“CGSP isn’t even doing the bare minimum of publicly sharing information about the providers of trans health care in the area,” Monir said. “I’m not terribly impressed when they talk about their hands being tied because they’re so unwilling to share even basic details about their extremely mysterious processes.”

The CGSP section of the website states it does not provide recommendations for health care plans. They can only divulge which payment plans are accepted but not which procedures are covered. Wiener highlighted this is due to the diversity of individual cases and plans.

“There is a lot of variation from plan to plan,” Weiner said. “Sometimes people ask ‘What are the good plans?’ and we just don’t know because sometimes employers can customize those plans.”

These policy hurdles tend to stand in the way of individuals receiving care in a timely manner, and with time-sensitive treatments, this could be especially hindering for students.

“The most valuable thing to a trans person is time — the fact that the CGSP is currently set up seemingly to delay transitional health care is especially rough on students,” Monir said. “If someone is a two-year masters student, being asked to wait months to even begin hormones is an enormous sacrifice — care that's delayed to the point of not being possible might as well not even exist.”

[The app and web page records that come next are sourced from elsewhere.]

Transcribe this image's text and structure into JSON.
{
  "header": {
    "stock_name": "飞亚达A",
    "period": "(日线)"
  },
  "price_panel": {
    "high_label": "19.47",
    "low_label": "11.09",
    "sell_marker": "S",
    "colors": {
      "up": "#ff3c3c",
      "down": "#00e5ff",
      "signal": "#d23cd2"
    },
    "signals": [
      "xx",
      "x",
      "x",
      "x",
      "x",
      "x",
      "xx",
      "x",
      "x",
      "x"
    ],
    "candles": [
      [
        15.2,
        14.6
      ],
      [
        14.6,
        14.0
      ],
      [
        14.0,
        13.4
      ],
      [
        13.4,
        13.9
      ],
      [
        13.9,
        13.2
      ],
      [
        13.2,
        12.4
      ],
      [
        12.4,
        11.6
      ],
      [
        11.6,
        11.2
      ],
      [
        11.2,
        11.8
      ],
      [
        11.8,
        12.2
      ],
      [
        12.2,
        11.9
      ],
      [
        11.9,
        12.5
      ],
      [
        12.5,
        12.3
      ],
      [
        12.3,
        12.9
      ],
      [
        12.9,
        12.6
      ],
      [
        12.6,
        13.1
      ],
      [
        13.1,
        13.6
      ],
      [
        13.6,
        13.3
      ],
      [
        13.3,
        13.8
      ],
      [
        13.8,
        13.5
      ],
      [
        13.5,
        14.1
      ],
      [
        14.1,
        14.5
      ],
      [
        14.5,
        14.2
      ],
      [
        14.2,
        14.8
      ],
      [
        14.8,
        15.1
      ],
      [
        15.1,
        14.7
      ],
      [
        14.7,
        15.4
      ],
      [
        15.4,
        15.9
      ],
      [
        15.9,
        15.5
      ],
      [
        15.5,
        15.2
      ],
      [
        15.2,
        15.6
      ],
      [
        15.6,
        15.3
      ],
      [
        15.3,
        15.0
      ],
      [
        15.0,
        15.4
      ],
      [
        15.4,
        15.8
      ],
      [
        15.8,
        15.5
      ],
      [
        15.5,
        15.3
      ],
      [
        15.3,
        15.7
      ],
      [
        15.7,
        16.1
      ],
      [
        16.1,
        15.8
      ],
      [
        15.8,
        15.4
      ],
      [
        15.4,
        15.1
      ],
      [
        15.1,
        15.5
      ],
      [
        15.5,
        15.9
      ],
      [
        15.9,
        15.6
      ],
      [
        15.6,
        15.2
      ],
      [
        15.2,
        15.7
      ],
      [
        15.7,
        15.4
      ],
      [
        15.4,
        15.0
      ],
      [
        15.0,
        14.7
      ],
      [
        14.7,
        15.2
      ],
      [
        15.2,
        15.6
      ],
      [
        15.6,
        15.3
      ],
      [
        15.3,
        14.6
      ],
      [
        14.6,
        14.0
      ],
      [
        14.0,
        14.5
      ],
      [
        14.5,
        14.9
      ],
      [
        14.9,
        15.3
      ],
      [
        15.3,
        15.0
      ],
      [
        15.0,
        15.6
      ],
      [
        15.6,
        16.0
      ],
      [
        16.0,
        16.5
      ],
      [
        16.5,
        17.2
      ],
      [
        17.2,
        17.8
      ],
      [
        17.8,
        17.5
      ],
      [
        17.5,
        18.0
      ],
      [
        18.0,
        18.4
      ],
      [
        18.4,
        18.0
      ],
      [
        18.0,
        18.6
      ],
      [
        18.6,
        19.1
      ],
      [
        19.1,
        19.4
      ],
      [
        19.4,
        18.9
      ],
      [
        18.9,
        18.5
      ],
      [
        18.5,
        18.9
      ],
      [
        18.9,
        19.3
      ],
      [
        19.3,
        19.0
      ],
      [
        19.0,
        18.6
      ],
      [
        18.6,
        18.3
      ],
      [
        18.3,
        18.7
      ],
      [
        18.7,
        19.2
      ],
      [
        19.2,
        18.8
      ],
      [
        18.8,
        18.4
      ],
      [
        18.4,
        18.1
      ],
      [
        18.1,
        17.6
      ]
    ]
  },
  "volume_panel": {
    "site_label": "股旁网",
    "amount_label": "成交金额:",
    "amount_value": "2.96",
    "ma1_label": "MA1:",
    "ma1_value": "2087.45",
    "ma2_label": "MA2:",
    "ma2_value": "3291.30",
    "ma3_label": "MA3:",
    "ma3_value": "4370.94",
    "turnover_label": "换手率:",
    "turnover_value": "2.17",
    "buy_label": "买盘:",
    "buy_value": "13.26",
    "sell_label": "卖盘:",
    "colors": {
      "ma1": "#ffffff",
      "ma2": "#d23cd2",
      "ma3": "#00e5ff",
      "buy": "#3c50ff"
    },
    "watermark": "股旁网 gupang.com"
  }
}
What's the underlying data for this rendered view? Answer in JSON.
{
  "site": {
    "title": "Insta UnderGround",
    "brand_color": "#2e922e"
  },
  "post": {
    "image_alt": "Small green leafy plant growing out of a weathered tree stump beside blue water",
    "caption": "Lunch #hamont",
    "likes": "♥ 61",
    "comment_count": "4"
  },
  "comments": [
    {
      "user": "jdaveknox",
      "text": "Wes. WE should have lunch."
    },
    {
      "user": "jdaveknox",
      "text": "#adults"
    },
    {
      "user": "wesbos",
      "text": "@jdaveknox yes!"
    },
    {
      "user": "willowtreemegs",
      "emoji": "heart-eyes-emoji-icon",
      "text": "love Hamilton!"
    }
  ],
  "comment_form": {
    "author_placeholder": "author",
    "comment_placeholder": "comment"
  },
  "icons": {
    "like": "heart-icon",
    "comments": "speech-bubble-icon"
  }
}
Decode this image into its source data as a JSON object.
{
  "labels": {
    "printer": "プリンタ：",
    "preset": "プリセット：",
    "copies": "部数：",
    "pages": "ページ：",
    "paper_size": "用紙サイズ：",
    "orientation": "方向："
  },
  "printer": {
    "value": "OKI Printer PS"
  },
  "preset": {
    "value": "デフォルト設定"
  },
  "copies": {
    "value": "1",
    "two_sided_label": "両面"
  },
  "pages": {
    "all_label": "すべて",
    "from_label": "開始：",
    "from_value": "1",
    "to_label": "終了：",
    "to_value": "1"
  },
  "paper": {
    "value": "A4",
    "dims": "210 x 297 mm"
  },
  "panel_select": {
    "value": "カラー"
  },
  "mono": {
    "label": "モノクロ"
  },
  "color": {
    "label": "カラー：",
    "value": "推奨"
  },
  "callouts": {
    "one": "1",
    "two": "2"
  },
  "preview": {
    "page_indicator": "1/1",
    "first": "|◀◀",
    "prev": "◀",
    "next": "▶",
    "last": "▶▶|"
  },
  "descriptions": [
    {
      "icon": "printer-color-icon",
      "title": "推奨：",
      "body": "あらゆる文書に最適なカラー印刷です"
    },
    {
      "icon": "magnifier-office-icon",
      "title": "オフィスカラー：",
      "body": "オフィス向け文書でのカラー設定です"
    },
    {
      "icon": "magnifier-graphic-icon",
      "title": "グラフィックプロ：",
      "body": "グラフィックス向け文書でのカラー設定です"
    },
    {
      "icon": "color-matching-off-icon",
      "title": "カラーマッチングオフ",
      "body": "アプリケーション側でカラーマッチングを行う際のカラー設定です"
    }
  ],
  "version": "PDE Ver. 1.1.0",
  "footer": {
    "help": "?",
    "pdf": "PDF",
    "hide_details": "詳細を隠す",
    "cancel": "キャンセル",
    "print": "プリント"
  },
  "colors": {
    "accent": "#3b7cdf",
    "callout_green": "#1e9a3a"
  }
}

On the other hand, Wiener stressed students should contact CGSP if they are in a time-sensitive situation and ensured the center would do their best to help individuals.

“We want to help connect people to resources as quickly as possible and I know that access to care can be difficult and frustrating experience, we will do everything in our power to help facilitate people’s process,” Wiener said. “So if people are ever struggling, frustrated and don’t understand what’s going on or why it’s moving so slowly, they should just reach out to us.”

However, Rackham student Phil Witte emphasized the University’s pride in CGSP and the transgender community is used to solely improve its diversity image.

“Our visibility is profitable to the University,” Witte said. “Our visibility helps raise the institutional diversity profile. The University points to CGSP when they brag that Michigan is a leader on trans health care. CGSP does not provide access to health care. CGSP exists as a gatekeeping institution that manufactures delays and barriers to accessing the health care we need. Visibility minus material support equals disposability. This is gender entitlement at a systemic level.”

Despite the University’s reputation, other colleges, such as Portland State University, are said to provide higher quality care.

“When I needed gender affirming surgery, our trans health advocate met with me and walked me through the process of getting it approved by the student insurance,” Seale said. “When the insurance shot back that no one was in-network for the procedure I needed, he worked with them to make sure I was able to pick any provider in the country and the procedure would be covered as in-network. I was able to get the surgery I needed, from the surgeon I wanted, and I was able to spend my time and energy on my schoolwork instead of fighting with the insurance.”

Renée Cymry, a local Ann Arbor transgender woman pursuing care, stressed the low-cost nature of most transgender health care plans.

“When UC-Berkeley (University of California-Berkeley) decided to insure trans healthcare, they did right by their students, and are now a national leader in this area,” Cymry said. “Going from no trans insurance at all to every trans student now having top-of-the-line insurance caused a mere 1 percent increase in Berkeley’s insurance payouts. So at most we’re talking about a single percent increase in the amount of money that (the) University of Michigan would be paying itself at its own hospital system.”

With many people in the transgender community lacking access to care due to these obstacles, Aravind underlined at the rally that the University needs to step up and improve their services to provide proper care to its transgender community members.

“It’s time that the University does better in its inclusion and its health care for all of us,” Aravind said. “We don’t need to improve our visibility. I already get stared at enough when I walk down the street or try to use a public restroom. We need actual help if we’re going to make it to tomorrow.”